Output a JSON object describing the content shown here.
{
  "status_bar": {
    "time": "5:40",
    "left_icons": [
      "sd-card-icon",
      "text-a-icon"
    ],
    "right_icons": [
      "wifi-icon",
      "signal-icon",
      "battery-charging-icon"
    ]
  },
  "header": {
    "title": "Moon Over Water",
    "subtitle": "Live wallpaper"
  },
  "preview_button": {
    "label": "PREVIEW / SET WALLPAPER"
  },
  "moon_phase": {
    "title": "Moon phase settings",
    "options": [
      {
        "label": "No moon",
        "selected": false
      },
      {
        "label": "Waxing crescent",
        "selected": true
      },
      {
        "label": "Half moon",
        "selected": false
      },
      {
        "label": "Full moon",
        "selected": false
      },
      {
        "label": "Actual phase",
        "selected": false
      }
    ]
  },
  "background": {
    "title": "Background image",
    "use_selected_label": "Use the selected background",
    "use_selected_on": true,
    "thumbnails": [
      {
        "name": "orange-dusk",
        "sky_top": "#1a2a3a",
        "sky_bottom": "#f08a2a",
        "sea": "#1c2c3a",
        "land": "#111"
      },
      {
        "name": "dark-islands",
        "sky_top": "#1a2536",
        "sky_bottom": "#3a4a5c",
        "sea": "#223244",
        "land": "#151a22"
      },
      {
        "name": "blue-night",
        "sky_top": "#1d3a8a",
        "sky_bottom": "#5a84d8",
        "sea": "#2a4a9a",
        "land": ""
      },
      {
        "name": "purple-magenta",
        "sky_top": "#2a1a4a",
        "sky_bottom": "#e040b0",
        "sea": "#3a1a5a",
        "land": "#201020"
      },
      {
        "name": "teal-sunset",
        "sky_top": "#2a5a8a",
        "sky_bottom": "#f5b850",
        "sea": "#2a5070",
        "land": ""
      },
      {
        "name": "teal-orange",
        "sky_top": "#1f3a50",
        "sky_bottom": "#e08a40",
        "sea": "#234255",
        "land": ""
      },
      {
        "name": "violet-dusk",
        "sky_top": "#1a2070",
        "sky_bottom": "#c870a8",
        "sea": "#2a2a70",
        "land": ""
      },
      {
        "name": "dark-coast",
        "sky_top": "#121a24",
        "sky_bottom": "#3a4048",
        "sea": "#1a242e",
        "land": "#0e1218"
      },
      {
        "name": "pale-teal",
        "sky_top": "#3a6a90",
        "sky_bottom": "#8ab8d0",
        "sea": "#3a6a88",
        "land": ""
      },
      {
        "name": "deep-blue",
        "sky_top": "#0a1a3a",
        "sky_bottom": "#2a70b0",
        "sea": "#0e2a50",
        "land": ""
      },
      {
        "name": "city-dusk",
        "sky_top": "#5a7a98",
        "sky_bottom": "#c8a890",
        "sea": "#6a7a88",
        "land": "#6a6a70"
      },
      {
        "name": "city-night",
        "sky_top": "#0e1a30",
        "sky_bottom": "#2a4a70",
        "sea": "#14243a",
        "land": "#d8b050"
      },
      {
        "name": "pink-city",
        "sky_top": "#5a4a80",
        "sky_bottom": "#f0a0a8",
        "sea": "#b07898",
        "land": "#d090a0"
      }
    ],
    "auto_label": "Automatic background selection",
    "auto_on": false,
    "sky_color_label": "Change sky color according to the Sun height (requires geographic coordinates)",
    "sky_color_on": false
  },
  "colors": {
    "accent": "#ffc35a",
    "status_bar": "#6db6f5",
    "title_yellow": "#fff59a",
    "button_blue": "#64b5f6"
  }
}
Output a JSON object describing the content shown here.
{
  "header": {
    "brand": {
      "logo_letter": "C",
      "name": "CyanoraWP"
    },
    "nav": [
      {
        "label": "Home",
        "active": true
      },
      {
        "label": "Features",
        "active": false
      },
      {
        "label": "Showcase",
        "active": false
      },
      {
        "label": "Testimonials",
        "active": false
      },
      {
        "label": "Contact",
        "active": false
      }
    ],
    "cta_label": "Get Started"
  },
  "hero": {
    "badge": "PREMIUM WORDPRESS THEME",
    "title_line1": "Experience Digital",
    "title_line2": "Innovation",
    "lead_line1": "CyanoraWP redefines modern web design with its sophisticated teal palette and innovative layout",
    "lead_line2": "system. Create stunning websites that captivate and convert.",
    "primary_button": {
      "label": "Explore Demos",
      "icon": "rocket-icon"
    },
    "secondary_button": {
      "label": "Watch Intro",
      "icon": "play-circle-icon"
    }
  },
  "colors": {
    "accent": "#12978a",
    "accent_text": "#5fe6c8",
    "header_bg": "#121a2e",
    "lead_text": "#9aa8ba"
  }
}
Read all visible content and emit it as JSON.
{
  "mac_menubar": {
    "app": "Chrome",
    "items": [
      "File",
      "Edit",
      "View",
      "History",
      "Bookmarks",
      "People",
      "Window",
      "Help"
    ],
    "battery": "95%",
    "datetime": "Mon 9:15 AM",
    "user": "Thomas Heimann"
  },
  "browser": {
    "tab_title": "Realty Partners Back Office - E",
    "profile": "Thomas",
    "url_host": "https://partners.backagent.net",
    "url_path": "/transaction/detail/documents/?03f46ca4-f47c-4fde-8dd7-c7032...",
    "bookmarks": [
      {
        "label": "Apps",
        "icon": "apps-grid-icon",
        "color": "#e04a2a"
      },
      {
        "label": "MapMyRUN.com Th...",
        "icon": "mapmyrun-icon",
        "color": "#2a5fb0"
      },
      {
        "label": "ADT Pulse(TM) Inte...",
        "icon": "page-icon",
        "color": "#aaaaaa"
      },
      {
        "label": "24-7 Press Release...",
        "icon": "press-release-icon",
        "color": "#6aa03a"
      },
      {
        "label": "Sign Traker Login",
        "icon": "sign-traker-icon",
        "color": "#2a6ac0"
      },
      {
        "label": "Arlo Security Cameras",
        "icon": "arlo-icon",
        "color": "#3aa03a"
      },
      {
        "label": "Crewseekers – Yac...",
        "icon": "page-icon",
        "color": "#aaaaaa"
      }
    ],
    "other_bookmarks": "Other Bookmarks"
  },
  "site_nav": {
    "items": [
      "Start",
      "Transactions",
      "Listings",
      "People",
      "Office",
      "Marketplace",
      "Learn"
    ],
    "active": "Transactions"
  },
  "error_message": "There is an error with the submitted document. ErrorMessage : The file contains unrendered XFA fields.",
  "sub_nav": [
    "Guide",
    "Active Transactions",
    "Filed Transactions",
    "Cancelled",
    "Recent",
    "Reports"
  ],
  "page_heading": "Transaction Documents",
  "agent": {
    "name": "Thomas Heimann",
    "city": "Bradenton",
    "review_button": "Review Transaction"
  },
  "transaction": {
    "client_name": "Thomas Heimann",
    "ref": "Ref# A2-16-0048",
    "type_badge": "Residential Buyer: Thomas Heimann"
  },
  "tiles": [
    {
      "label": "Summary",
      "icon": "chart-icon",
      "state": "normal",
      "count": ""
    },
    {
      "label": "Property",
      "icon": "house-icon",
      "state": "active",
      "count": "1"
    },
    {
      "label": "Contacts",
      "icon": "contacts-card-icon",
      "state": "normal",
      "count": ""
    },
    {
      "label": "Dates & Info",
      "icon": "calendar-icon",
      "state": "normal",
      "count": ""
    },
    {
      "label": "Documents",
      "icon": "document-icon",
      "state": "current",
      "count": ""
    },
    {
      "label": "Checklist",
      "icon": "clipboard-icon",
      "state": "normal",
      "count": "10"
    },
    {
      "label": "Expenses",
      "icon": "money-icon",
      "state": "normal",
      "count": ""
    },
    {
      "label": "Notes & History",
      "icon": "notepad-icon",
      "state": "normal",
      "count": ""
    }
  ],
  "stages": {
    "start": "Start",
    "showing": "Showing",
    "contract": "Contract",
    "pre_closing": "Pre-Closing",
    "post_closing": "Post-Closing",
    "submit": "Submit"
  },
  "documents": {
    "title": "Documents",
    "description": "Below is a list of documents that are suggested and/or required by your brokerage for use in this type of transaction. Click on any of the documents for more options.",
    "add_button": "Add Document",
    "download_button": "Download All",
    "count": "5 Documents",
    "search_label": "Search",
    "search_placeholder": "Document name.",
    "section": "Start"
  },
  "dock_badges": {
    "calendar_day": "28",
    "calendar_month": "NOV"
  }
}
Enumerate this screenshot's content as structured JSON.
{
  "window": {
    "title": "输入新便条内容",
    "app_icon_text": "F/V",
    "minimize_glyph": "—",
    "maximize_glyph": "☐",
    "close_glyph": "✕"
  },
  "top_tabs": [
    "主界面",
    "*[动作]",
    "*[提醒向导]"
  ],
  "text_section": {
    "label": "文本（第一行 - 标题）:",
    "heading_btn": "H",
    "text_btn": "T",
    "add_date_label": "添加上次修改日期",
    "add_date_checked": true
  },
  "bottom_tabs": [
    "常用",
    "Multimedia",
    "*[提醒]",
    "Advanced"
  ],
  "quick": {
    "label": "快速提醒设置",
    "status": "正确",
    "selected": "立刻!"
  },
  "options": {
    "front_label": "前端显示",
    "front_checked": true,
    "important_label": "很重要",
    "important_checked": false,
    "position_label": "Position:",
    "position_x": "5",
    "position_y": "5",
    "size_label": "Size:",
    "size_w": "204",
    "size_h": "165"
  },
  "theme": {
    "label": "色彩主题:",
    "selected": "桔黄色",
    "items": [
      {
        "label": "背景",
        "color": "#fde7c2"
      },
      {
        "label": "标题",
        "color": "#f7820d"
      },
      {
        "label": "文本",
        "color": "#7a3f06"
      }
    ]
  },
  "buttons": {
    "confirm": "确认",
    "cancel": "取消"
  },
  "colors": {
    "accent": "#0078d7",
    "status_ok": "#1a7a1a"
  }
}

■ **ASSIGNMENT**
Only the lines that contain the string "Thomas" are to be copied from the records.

■ **RESPONSE**
    "user": "Thomas Heimann"
    "profile": "Thomas",
    "name": "Thomas Heimann",
    "client_name": "Thomas Heimann",
    "type_badge": "Residential Buyer: Thomas Heimann"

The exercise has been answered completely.